By Erendy Torres |Staff Writer|
Losing weight, exercising, and opting for a healthier diet continue to be popular goals among most Americans with every New Year.
Veganism was once the target for jokes and mockery; however, it has gained popularity in the past few years.
Vegans made up six percent of the United States’ population in 2015, according to FoodNavigator.com.
Veganism is as “a way of living which seeks to exclude, as far as possible and practicable, all forms of exploitation of, and cruelty to, animals for food, clothing or any other purpose,” according to TheVeganSociety.com.
Veganism is not to be confused with vegetarianism.
Though both diets exclude the consumption of meats, they differ a great deal.
A vegetarian is “someone who lives on a diet of grains, pulses, nuts, seeds, vegetables and fruits with, or without, the use of dairy products and eggs. A vegetarian does not eat any meat, poultry, game, fish, shellfish or by-products of slaughter,” according to The Vegetarian Society.
Usually, vegetarians base their dietary decisions solely on health benefits, while vegans take a political standpoint.
Differ.com presents the vegan mentality as, “[a]nimals are not here to be exploited by man, and the commercialization of animals involves a fundamental, inhumane component and lack of respect for basic life.”
Veganism. Seems like a simple, humane, and healthy way of living, but is it?
Can people easily change their omnivorous diet to a strict, animal-free diet?
It is not an easy transition.
Even doctors, activists, and famous health writers find a difficult time transforming their eating habits.
American author and activist, Michael Pollan, famous for his collaboration in the film “Food Inc.,” was heavily criticized for not doing as he preached—that vegan and vegetarian lifestyle is the way to go.
On his official website, MichaelPollan.com, Pollan backtracks to a certain extent on his opinion of veganism.
“I’m not a vegetarian because I enjoy eating meat, meat is a nutritious food, and I believe there are ways to eat meat that are in keeping with my environmental and ethical values,” stated Pollan.
It seems as though Pollan could not stay away from animal derived products himself.
Most people seem to share the same perspective as Pollan.
“I believe that if someone decides to go vegan, they have to put a lot of effort in order to live a balanced and healthy diet. It is definitely not easy. You must have knowledge of what it means to be ‘vegan,'” said Oscar Garcia, CSUSB student.
“There are a lot of people that become vegan and can’t find diversity in their meals. At the end, they end up unhealthy because they think vegan means, ‘eat lettuce.’ It doesn’t work that way,” said Garcia.

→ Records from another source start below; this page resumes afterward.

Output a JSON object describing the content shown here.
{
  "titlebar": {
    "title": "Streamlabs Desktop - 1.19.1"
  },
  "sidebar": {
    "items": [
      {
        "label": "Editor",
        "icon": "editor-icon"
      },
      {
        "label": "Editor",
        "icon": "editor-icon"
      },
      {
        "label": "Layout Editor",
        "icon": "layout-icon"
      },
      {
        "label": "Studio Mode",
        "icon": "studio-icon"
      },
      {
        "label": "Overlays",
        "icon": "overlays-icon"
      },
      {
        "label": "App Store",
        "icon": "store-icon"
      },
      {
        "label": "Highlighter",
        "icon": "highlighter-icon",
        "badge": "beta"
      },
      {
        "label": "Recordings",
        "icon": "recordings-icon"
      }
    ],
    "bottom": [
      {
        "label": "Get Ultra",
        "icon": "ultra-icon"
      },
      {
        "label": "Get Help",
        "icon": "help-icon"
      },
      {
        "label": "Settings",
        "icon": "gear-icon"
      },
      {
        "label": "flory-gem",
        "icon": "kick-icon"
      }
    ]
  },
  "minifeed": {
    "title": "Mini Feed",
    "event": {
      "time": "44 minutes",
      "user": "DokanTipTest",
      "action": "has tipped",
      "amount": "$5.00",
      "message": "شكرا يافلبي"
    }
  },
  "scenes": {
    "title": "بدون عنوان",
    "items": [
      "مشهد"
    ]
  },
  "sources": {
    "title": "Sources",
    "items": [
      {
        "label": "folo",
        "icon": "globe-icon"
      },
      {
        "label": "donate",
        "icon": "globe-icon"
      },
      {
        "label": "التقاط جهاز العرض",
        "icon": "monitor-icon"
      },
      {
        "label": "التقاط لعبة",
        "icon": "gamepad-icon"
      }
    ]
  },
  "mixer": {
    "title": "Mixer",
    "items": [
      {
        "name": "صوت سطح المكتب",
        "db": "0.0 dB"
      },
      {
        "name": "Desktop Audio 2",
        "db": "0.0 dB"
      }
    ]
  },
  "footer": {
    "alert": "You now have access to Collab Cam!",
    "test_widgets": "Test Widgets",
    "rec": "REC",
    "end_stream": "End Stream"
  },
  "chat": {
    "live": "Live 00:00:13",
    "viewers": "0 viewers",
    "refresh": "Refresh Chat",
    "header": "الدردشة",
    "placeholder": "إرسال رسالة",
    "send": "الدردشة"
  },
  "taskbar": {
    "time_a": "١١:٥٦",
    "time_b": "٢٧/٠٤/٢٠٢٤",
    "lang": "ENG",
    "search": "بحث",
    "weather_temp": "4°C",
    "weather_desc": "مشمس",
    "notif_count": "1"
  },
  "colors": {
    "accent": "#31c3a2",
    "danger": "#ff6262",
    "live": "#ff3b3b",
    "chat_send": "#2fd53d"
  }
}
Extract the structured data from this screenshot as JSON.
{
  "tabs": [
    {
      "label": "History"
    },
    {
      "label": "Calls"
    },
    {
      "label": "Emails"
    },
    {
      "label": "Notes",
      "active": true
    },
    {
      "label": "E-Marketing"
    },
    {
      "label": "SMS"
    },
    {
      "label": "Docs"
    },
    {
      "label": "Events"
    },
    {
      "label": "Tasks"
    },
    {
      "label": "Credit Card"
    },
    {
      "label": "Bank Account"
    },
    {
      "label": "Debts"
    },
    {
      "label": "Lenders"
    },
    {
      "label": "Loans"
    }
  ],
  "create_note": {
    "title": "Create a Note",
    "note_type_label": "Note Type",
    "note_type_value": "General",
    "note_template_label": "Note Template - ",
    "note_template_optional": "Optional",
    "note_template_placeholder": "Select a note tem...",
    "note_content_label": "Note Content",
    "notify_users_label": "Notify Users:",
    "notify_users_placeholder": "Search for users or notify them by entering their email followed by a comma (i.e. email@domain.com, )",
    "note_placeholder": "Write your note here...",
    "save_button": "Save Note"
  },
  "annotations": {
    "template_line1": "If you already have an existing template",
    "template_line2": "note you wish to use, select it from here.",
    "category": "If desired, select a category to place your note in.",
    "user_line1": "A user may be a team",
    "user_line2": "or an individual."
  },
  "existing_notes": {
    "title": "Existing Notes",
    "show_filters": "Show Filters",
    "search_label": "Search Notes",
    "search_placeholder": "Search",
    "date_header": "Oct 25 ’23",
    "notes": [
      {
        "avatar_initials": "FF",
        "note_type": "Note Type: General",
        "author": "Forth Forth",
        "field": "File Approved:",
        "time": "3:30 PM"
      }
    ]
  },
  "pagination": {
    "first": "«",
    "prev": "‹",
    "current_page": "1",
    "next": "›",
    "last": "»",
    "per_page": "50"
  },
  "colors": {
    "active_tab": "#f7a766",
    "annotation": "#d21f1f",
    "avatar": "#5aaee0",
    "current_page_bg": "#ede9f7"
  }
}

In order for a vegan to sustain a balanced, nutritious diet, he or she would have to obtain nutrients such as protein, calcium, and omega-3’s from: soybeans, kale, and flax seeds.
While most of us feel for those who maintain or are trying to implement this diet into their lifestyle, there are others who are glad people are taking this approach.
Student Seth Grijalva shared an interesting standpoint.
“I am glad six percent of our population is vegan and growing. I believe that if that fraction of the population were omnivorous like the rest of us, the food shortage crisis would be worse,” said Grijalva.
“It might not seem like it, but six percent of the population does make a difference,” added Grijalva.
If you are considering becoming vegan, educate yourself, be patient, and understand that it is a process.
Take baby steps.
Start by implementing more fruits and vegetables into your diet.
Cut down on meats little by little.
Replace dairy milk with soy milk.
Before you know it, you will be part of the six percent of the vegan population.